### Work task
Filter the entries down to the lines holding "icon", then copy those lines.
BEGIN Entries shown
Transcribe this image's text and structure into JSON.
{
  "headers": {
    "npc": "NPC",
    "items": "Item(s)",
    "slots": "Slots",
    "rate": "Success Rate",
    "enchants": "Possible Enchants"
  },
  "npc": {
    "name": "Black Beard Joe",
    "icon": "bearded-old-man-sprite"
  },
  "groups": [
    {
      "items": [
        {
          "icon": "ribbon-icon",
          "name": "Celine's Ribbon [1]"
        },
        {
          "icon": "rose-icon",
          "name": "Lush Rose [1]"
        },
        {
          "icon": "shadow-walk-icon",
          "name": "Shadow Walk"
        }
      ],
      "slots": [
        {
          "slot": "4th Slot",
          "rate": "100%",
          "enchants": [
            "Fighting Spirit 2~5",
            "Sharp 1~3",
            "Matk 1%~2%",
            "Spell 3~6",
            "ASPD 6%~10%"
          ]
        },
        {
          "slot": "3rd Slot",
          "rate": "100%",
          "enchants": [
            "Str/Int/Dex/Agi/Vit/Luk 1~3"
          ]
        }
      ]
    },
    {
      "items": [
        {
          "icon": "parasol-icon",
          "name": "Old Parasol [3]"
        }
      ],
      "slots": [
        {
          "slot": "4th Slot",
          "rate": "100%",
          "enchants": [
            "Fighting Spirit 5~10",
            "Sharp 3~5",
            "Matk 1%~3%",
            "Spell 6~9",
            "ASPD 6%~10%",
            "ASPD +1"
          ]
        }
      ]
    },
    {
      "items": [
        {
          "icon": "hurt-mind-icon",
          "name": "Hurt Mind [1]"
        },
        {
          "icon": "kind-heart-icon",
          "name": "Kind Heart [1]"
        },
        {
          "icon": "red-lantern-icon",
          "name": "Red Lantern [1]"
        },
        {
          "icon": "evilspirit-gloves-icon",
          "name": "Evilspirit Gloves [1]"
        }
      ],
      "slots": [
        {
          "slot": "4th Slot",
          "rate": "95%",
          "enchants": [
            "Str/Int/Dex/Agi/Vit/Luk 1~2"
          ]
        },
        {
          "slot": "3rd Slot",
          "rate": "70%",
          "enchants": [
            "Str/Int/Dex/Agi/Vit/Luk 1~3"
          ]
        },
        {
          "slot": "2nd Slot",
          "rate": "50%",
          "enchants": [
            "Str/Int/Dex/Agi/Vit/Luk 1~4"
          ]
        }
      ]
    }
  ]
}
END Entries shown
### Task output
    "icon": "bearded-old-man-sprite"
          "icon": "ribbon-icon",
          "icon": "rose-icon",
          "icon": "shadow-walk-icon",
          "icon": "parasol-icon",
          "icon": "hurt-mind-icon",
          "icon": "kind-heart-icon",
          "icon": "red-lantern-icon",
          "icon": "evilspirit-gloves-icon",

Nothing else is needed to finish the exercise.